▸ Description of the task
Should any entry include an image, skip the image and copy the entry exactly.

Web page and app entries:
:::
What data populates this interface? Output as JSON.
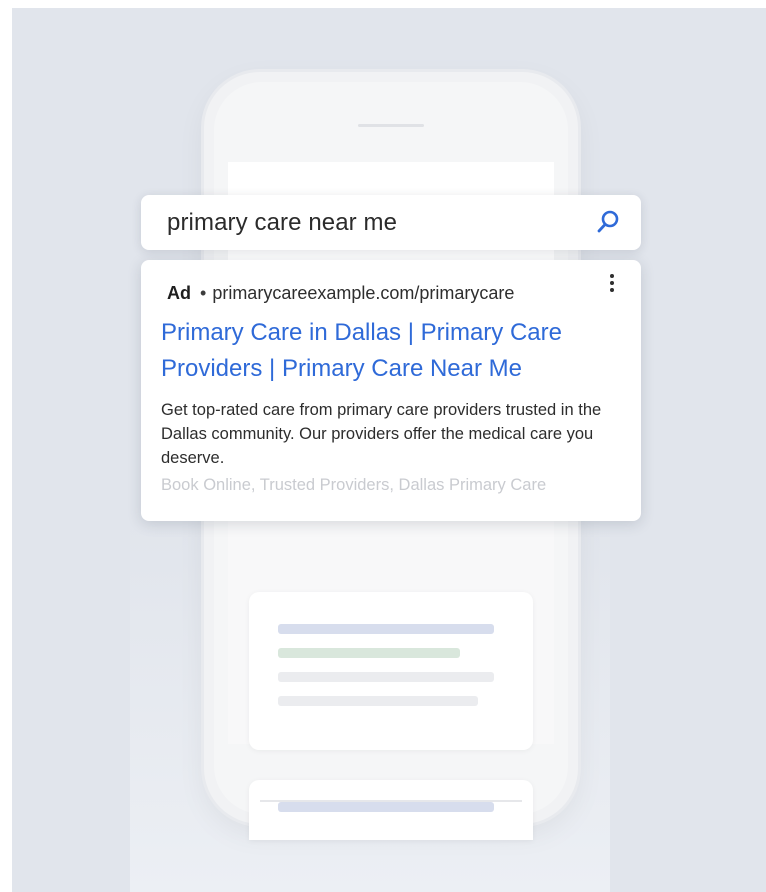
{
  "search": {
    "query": "primary care near me"
  },
  "ad": {
    "label": "Ad",
    "separator": "•",
    "url": "primarycareexample.com/primarycare",
    "title": "Primary Care in Dallas | Primary Care Providers | Primary Care Near Me",
    "description": "Get top-rated care from primary care providers trusted in the Dallas community. Our providers offer the medical care you deserve.",
    "extensions": "Book Online, Trusted Providers, Dallas Primary Care"
  },
  "icons": {
    "search": "search-icon",
    "menu": "more-vertical-icon"
  },
  "colors": {
    "link_blue": "#2f6ad8",
    "search_icon": "#2f6ad8",
    "background": "#e1e5ec"
  }
}
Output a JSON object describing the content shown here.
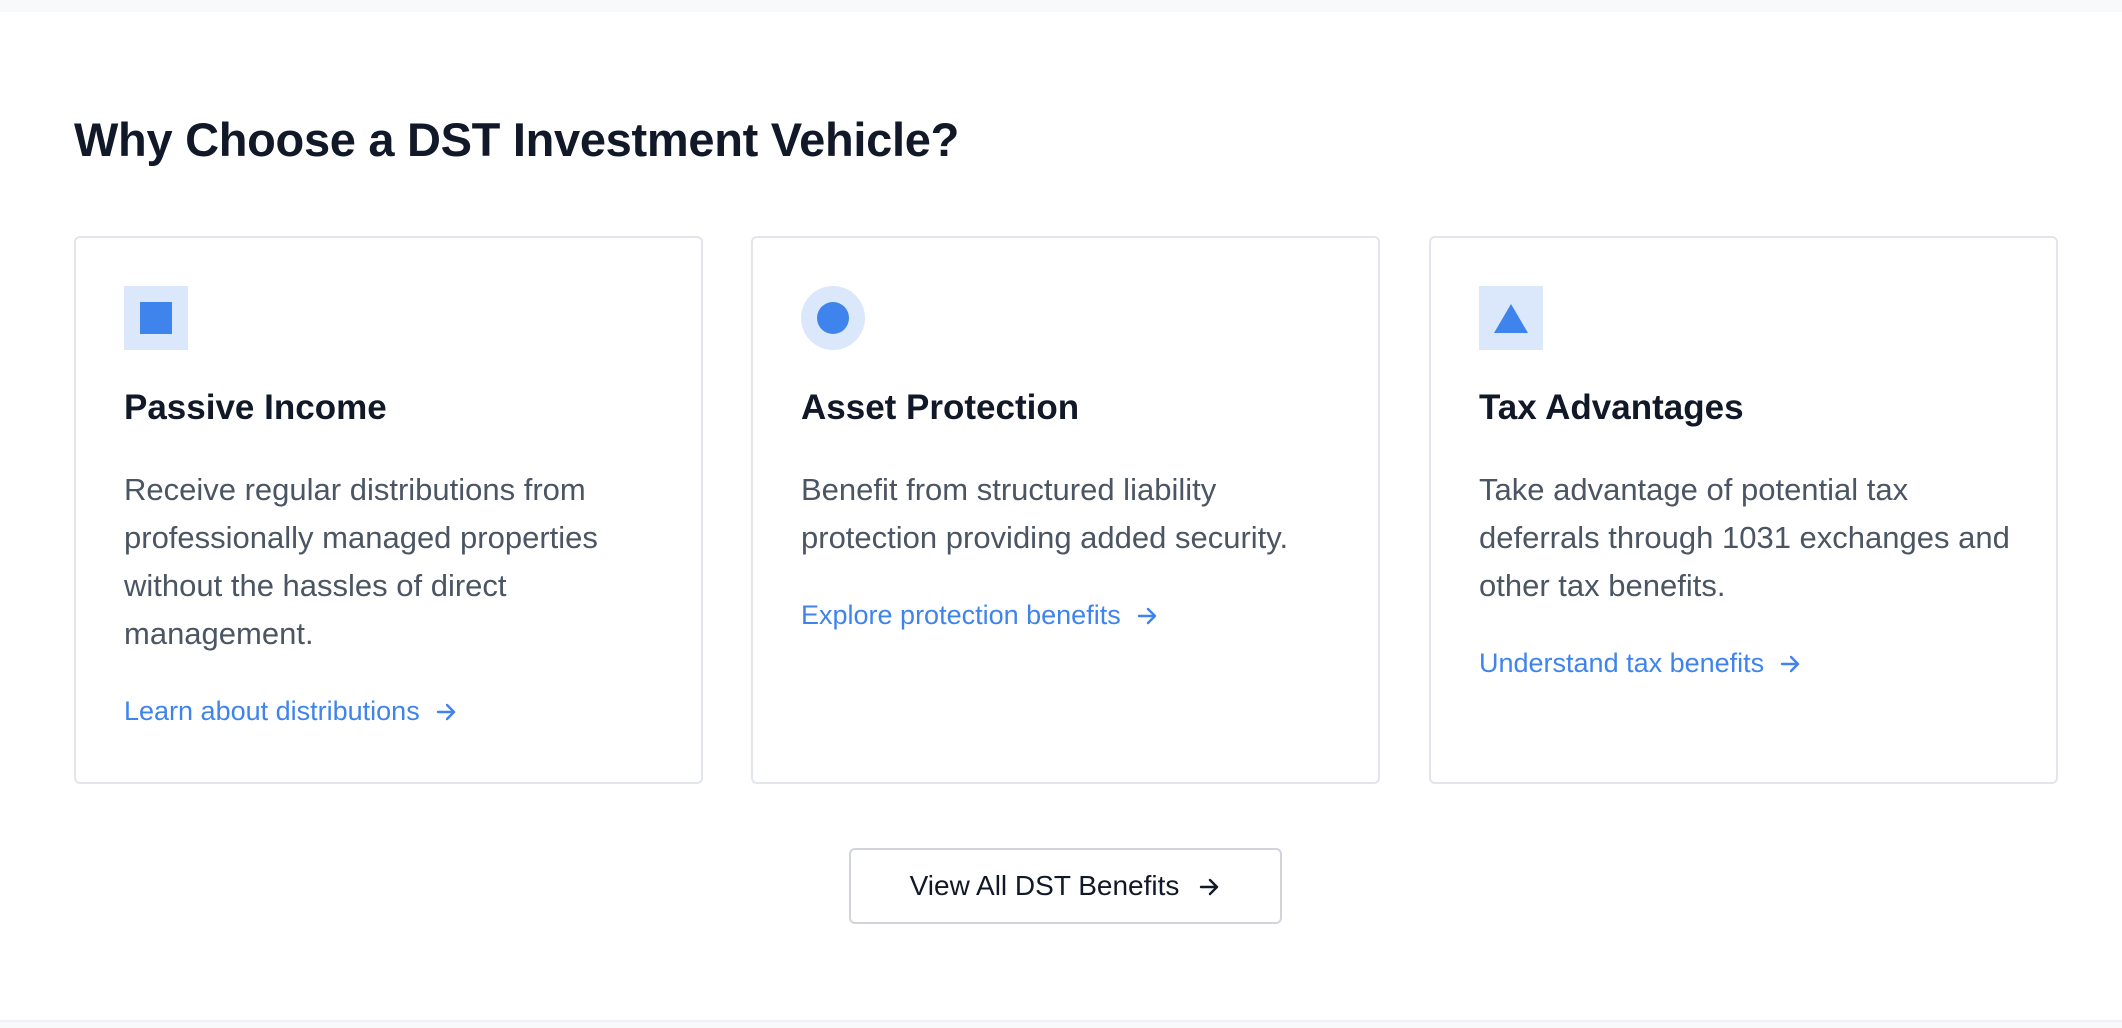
{
  "section": {
    "title": "Why Choose a DST Investment Vehicle?"
  },
  "cards": [
    {
      "icon": "square-icon",
      "title": "Passive Income",
      "description": "Receive regular distributions from professionally managed properties without the hassles of direct management.",
      "link": "Learn about distributions"
    },
    {
      "icon": "circle-icon",
      "title": "Asset Protection",
      "description": "Benefit from structured liability protection providing added security.",
      "link": "Explore protection benefits"
    },
    {
      "icon": "triangle-icon",
      "title": "Tax Advantages",
      "description": "Take advantage of potential tax deferrals through 1031 exchanges and other tax benefits.",
      "link": "Understand tax benefits"
    }
  ],
  "cta": {
    "label": "View All DST Benefits"
  },
  "colors": {
    "accent": "#3f84ec",
    "icon_bg": "#dbe8fc",
    "heading": "#111827",
    "body_text": "#4b5563",
    "border": "#e2e5ea"
  }
}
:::
▸ Written solution
What data populates this interface? Output as JSON.
{
  "search": {
    "query": "primary care near me"
  },
  "ad": {
    "label": "Ad",
    "separator": "•",
    "url": "primarycareexample.com/primarycare",
    "title": "Primary Care in Dallas | Primary Care Providers | Primary Care Near Me",
    "description": "Get top-rated care from primary care providers trusted in the Dallas community. Our providers offer the medical care you deserve.",
    "extensions": "Book Online, Trusted Providers, Dallas Primary Care"
  },
  "icons": {
    "search": "search-icon",
    "menu": "more-vertical-icon"
  },
  "colors": {
    "link_blue": "#2f6ad8",
    "search_icon": "#2f6ad8",
    "background": "#e1e5ec"
  }
}
Output a JSON object describing the content shown here.
{
  "section": {
    "title": "Why Choose a DST Investment Vehicle?"
  },
  "cards": [
    {
      "icon": "square-icon",
      "title": "Passive Income",
      "description": "Receive regular distributions from professionally managed properties without the hassles of direct management.",
      "link": "Learn about distributions"
    },
    {
      "icon": "circle-icon",
      "title": "Asset Protection",
      "description": "Benefit from structured liability protection providing added security.",
      "link": "Explore protection benefits"
    },
    {
      "icon": "triangle-icon",
      "title": "Tax Advantages",
      "description": "Take advantage of potential tax deferrals through 1031 exchanges and other tax benefits.",
      "link": "Understand tax benefits"
    }
  ],
  "cta": {
    "label": "View All DST Benefits"
  },
  "colors": {
    "accent": "#3f84ec",
    "icon_bg": "#dbe8fc",
    "heading": "#111827",
    "body_text": "#4b5563",
    "border": "#e2e5ea"
  }
}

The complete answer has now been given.